[Task] Search the records for the string "complaints". Copy each line where it occurs.

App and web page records
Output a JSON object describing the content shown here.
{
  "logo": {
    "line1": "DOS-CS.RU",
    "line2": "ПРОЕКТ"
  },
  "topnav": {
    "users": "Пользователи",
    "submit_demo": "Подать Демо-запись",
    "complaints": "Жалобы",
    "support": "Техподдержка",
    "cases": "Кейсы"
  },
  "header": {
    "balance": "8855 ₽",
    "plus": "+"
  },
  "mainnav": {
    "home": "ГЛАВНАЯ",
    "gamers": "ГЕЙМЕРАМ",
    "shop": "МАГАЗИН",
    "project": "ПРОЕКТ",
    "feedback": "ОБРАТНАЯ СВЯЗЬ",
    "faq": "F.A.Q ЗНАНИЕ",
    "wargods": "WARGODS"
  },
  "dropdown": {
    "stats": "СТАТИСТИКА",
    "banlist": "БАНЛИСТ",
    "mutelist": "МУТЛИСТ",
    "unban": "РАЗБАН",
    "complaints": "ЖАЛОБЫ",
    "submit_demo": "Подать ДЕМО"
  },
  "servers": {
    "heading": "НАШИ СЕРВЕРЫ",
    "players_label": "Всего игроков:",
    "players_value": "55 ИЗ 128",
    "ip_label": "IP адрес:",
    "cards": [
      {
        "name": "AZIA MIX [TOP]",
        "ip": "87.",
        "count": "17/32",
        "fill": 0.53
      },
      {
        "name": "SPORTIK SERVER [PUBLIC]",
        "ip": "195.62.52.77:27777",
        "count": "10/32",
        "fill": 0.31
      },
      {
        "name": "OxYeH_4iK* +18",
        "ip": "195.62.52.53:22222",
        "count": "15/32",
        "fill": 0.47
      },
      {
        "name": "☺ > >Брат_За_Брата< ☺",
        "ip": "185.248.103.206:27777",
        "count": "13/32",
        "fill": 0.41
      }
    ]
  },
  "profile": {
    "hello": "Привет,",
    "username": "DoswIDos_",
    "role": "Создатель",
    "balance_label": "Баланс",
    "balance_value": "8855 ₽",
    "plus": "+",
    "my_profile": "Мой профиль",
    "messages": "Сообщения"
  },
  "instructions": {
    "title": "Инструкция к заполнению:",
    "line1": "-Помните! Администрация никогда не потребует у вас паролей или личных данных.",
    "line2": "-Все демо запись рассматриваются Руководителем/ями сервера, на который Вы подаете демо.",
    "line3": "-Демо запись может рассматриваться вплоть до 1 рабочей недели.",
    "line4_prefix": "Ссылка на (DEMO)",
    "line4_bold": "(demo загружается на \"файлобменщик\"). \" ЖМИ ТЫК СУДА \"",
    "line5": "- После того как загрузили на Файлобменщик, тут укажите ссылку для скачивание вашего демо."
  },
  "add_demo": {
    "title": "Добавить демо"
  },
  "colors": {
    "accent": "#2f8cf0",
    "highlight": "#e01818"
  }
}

[Result]
    "complaints": "Жалобы",
    "complaints": "ЖАЛОБЫ",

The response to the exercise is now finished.